With Bright realised on a chunky budget in the region of $90 million, it’s clear that streaming service Netflix is determined to make its mark in the strange new world of on-demand, watch-when-you-want, original content home entertainment. Yet, there’s still something a little disconcerting about watching something that is ostensibly a ‘feature film’ - especially a big scale fantasy movie - on a domestic TV screen without having had the opportunity to see it, as nature intended, on a big multiplex cinema screen first. But this, clearly, is the future although on the evidence of this curiously uninvolving supernatural fantasy mash-up starring Will Smith, the future’s not necessarily looking too… well, Bright.
One of the benefits of streaming services branching out into movie content is that films like Bong Joon-Ho’s charmingly bizarre Okja (another Netflix offering), which profit-hungry Hollywood studios wouldn’t touch with a lightsaber, are financed and finding an appreciative audience. Bright, too, might be a hard sell for the majors more because of its muddy script, clunky action sequences and oddly unengaging tone and brittle performances. It’s a shame because there are some interesting ideas here but poor world-building, woolly exposition and, frankly, far too much swearing, turns this grim, ugly take on the likes of Training Day into an unsatisfying and rather tiresome chore well before the titles roll.
In an ‘alternative present day’, humans live uneasily alongside orcs, elves, centaurs, fairies, dragons (we get a quick glimpse of one moving across the skyline in one sequence) as well as other supernatural beasties in the aftermath of a centuries-long war between the species. Now these bizarre creatures are attempting to integrate themselves into modern society (you can see where this is going; subtle it ain’t) and LAPD cop Daryl Ward (Smith), easing towards retirement and looking for a quiet life, is partnered with keen orc cop Nick (Edgerton, wasted under a wedge of blotchy prosthetics). Their relationship hasn’t gotten off to the best of starts with Daryl recovering from a gunshot injury and Nick failing to catch the gunman. Daryl reluctantly agrees to a scheme by his slimy superiors to get Nick, the first orc cop in the department, fired but the pair quickly become embroiled in a messy, often-incoherent plan by an organisation called the Shield of Light, to bring about the return of the Dark Lord and plunge the world into chaos. They meet up with an elf named Tikka (Fry) - she’s no chicken - and face off against wiry, balletic assassin elf named Leilah (Rapace), who is desperate to get her hands on a powerful magic wand that has fallen into the possession of the clearly out of their depth cops.

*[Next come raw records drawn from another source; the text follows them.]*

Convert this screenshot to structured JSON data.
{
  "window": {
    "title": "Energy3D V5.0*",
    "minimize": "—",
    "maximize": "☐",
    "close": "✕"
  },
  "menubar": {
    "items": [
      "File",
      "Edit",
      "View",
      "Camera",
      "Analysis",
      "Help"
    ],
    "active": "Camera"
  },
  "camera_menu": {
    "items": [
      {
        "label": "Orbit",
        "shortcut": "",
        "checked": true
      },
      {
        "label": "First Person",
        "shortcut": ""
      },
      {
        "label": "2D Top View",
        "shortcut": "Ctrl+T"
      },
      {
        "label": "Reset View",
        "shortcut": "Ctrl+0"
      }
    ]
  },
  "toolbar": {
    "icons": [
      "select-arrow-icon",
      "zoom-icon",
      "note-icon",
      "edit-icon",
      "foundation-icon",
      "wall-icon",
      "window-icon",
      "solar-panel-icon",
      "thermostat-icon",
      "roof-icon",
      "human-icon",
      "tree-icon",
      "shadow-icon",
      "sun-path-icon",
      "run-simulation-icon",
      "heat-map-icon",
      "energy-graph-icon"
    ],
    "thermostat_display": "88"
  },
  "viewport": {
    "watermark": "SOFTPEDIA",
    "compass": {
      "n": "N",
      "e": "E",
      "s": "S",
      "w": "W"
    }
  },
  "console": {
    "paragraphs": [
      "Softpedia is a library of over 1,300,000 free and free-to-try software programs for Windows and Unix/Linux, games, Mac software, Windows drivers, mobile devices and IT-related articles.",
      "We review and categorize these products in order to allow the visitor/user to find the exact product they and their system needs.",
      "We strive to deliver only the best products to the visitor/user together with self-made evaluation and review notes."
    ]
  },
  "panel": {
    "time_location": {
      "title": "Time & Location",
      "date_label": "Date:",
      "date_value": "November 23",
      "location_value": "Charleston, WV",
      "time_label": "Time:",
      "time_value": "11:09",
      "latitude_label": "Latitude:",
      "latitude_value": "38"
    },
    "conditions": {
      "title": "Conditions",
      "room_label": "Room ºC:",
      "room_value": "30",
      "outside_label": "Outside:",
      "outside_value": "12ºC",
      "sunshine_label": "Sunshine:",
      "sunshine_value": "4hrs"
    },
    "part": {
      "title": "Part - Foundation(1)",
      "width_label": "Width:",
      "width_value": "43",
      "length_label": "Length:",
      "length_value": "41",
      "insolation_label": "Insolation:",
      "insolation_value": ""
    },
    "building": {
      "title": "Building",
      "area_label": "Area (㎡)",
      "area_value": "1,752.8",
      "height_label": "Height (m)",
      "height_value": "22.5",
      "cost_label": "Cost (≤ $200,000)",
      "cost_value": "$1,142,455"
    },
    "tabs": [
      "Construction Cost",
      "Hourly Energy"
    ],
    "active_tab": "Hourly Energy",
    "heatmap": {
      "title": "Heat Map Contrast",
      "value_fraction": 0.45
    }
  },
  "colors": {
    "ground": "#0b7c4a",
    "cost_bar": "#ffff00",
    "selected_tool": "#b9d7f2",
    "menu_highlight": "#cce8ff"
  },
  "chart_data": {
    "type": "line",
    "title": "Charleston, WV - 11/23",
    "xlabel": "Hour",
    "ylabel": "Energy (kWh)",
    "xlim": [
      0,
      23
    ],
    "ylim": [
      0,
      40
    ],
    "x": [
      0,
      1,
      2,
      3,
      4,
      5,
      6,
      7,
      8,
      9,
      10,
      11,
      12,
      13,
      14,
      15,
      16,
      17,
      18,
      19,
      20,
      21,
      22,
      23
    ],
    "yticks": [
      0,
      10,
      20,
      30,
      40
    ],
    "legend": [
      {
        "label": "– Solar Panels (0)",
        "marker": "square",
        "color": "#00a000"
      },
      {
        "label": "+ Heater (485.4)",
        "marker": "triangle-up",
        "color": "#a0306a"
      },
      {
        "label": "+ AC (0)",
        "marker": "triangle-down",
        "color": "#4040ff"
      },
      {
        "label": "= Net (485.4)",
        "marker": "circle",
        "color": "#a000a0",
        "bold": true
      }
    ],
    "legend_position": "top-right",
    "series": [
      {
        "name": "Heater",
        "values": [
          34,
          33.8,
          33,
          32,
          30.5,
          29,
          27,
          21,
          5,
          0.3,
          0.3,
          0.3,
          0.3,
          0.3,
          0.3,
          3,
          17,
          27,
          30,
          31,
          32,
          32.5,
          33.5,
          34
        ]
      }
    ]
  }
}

After a promising, gritty start, Bright quickly slips its moorings and starts to drift away. The story meanders further into the fantastical, which immediately distances it from its unlikely but initially promising core scenario. By the time the elves, wands and assorted magical gubbins start working their way into what we might generously describe as the plot, it’s hard to escape the feeling that something potentially genuinely different has been thrown away and replaced by something we’ve seen a little too often before. There’s no-one to really root for or care about; the world is dark and grey and so is its population and even the usually reliable and bouncy Smith, clearly keen to move away from that very screen persona, doesn’t really cut it as a ruthless, foul-mouthed jaded cop. A few reasonable action scenes and some low-key visual flourishes manage to rebuild momentum in the sluggish second half, but never enough make the story’s conceit especially gripping or relatable, despite (or because of) its ham-fisted moralising and relentlessly slate grey colour palette.
Bright isn’t really anything like as bad as some of its damning early reviews have suggested (Netflix has already ordered a sequel so they, at least, have some faith in the film’s vision) and the chances are you’ll find yourself reasonably entertained and intrigued by the initial premise. But the world we’re being asked to engage with is never completely believable and the buddy movie clichés and heavy handed social commentary become uneasy bedfellows in a schizophrenic, undisciplined movie that eventually deteriorates into a more sweary but less likeable version of the Harry Potter series. More Dim than Bright, in all honesty…
BRIGHT / CERT: 15 / DIRECTOR: DAVID AYER / SCREENPLAY: MAX LANDIS / STARRING: WILL SMITH, JOEL EDGERTON, NOOMI RAPACE, LUCY FRY / RELEASE DATE: OUT NOW